**REQUIRED WORK**
When you return the data, keep each character exactly as it appears.

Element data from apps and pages
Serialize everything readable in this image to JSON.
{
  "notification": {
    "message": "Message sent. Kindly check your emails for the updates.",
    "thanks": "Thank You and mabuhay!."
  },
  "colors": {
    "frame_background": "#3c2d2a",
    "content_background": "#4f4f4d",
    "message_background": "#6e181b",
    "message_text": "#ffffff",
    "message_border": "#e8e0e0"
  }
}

**ANSWER TO THE EXERCISE**
Serialize everything readable in this image to JSON.
{
  "notification": {
    "message": "Message sent. Kindly check your emails for the updates.",
    "thanks": "Thank You and mabuhay!."
  },
  "colors": {
    "frame_background": "#3c2d2a",
    "content_background": "#4f4f4d",
    "message_background": "#6e181b",
    "message_text": "#ffffff",
    "message_border": "#e8e0e0"
  }
}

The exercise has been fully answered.